Garnet is preferred for etching as it is unlikely to imbed in the metal. This is only a concern on parts that rub against each other such as the bolt.

Do not try to blue the ends of a barrel because you don’t want to get any bluing solution in the bore. Polish the barrel crown back to white after bluing. I don’t plug bores anymore but I make sure I’m using fresh water when doing barrels.

When placing parts in a humidity box let the metal come up to the temperature of the box before adding humidity so that water droplets don’t form on the parts. If that does happen take parts out, boil, card, and recoat.
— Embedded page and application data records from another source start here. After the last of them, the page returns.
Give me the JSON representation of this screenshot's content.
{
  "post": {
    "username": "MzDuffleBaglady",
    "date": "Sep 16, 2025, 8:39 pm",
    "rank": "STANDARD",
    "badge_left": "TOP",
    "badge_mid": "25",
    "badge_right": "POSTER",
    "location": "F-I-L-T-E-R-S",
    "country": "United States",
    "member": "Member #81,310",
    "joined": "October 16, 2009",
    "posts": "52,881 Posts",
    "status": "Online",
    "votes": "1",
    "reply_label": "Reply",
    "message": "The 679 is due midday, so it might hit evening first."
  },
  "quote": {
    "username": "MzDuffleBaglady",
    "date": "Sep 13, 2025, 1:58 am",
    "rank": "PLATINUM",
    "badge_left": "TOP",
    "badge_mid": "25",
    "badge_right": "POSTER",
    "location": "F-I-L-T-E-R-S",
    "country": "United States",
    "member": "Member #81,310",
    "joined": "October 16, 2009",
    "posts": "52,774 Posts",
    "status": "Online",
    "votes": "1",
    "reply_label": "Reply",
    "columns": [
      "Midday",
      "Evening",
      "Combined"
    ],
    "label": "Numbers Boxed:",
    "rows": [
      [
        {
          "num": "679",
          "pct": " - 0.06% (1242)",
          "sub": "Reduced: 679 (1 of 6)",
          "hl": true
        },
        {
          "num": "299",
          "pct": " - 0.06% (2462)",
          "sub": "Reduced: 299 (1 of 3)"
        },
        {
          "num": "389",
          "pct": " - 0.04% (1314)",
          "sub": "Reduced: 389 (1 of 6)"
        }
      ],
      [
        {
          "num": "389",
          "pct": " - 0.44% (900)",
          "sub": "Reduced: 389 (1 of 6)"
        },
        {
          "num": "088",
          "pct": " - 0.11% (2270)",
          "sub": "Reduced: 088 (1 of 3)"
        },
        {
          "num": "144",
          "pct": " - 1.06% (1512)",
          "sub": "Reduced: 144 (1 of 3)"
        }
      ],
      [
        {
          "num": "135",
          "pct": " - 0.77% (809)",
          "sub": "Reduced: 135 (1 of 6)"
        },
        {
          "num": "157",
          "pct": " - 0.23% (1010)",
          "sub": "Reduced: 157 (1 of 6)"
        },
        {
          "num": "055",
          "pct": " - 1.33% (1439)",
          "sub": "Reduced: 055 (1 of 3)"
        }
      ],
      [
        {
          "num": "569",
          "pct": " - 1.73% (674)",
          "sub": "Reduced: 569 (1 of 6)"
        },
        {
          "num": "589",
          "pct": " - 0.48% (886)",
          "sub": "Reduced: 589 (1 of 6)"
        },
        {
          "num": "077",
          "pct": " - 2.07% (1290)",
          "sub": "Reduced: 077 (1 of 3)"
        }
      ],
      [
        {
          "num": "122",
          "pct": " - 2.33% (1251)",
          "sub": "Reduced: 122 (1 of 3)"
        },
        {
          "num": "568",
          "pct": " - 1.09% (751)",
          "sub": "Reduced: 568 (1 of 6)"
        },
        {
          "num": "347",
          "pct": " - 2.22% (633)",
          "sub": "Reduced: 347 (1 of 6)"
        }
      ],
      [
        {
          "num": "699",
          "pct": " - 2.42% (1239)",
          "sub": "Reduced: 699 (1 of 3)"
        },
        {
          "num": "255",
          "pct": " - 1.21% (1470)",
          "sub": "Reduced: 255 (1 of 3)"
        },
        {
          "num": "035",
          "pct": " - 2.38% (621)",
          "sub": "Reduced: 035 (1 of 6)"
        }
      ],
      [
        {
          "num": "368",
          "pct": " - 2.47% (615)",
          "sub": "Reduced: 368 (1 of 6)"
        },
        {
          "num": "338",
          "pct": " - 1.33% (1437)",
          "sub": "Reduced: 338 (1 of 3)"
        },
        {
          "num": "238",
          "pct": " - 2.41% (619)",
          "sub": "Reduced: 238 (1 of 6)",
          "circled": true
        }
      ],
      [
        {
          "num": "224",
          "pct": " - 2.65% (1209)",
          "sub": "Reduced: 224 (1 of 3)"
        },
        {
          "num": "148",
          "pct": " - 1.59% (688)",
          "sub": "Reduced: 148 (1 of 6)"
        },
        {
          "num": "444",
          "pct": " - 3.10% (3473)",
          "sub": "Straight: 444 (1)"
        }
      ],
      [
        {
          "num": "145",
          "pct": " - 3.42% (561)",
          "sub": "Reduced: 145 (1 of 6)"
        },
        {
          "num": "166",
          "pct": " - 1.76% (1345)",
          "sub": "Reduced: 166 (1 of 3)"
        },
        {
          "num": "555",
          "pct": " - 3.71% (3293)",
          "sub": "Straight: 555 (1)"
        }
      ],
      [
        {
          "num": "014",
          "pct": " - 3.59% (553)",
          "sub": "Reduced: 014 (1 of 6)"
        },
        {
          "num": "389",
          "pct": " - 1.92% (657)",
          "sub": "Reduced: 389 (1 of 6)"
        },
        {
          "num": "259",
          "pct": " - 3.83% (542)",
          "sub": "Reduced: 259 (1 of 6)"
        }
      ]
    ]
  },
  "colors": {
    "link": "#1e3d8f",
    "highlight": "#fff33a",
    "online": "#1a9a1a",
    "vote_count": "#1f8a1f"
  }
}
Temperature and humidity can be varied so the rusting time can vary greatly. I usually run mine at 90 F with 60% humidity.   Winchester was running their humidity box up to 150 F with 95% humidity with rusting cycles from 7 to 15 minutes. Parts have to be watched.

A humidity box can be made of plywood. Heat the box with a heat lamp. Humidity can be added by hanging a wet cloth in the box. The box should have a very small fan to keep the air moving which keeps the temperature and humidity consistent throughout the box. A temperature and humidity gauge can be mounted to the box. A window is very helpful so you can see the rust forming. When the parts are covered with brown rust they are ready to be boiled in order to convert the rust to black oxide or Fe3O4. Remember to let parts heat up to temperature before adding the humidity.

If you don’t have a boiling tank and are only going to do a few guns you can buy a piece of PVC pipe, glue a cap on one end, hang your barrel in the pipe and fill the pipe with boiling water each cycle.

Parts can be strung on a wire for boiling but don’t wire brush the parts with the wire attached. I almost lost an eye when the wire brush grabbed the string of parts.

After initial cleaning, a light scrub down with a 3M Scotchbrite pad while in the water rinse is often helpful to insure that all cleaner residue is removed.

Sometimes carding with steel wool and water can blend a streak in the blued finish.

Rust bluing can be lightly buffed with a loose muslin wheel and a compound used for mirror finishing. This adds a little sheen to the finish. This operation can be done just before applying grease or oil to the finished parts.

Slow Rust #3 solution can be diluted up to 50% by adding distilled water. The purpose is to tone down the strength for certain steels or when trying to achieve a finer grain finish. I would only recommend diluting the solution to experienced finishers.